Source data:

-- Opening Marker --

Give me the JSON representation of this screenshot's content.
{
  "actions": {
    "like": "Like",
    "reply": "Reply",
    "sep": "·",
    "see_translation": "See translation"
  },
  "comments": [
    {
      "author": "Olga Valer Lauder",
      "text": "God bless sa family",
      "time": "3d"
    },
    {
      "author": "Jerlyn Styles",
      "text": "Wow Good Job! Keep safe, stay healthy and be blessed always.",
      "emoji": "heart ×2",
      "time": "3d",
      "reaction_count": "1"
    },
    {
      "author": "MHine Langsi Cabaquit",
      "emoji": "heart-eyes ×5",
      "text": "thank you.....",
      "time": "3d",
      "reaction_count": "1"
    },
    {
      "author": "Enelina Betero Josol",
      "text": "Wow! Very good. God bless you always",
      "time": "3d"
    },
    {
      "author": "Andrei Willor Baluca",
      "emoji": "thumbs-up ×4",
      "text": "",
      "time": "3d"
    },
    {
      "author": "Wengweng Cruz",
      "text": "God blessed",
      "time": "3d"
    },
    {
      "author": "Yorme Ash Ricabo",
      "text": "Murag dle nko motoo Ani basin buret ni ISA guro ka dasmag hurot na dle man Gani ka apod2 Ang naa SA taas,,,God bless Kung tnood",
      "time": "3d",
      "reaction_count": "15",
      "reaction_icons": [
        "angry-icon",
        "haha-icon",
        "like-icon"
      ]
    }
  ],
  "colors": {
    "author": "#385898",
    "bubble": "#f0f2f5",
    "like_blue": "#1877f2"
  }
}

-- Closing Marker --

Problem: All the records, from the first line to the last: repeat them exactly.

Expected answer:
Give me the JSON representation of this screenshot's content.
{
  "actions": {
    "like": "Like",
    "reply": "Reply",
    "sep": "·",
    "see_translation": "See translation"
  },
  "comments": [
    {
      "author": "Olga Valer Lauder",
      "text": "God bless sa family",
      "time": "3d"
    },
    {
      "author": "Jerlyn Styles",
      "text": "Wow Good Job! Keep safe, stay healthy and be blessed always.",
      "emoji": "heart ×2",
      "time": "3d",
      "reaction_count": "1"
    },
    {
      "author": "MHine Langsi Cabaquit",
      "emoji": "heart-eyes ×5",
      "text": "thank you.....",
      "time": "3d",
      "reaction_count": "1"
    },
    {
      "author": "Enelina Betero Josol",
      "text": "Wow! Very good. God bless you always",
      "time": "3d"
    },
    {
      "author": "Andrei Willor Baluca",
      "emoji": "thumbs-up ×4",
      "text": "",
      "time": "3d"
    },
    {
      "author": "Wengweng Cruz",
      "text": "God blessed",
      "time": "3d"
    },
    {
      "author": "Yorme Ash Ricabo",
      "text": "Murag dle nko motoo Ani basin buret ni ISA guro ka dasmag hurot na dle man Gani ka apod2 Ang naa SA taas,,,God bless Kung tnood",
      "time": "3d",
      "reaction_count": "15",
      "reaction_icons": [
        "angry-icon",
        "haha-icon",
        "like-icon"
      ]
    }
  ],
  "colors": {
    "author": "#385898",
    "bubble": "#f0f2f5",
    "like_blue": "#1877f2"
  }
}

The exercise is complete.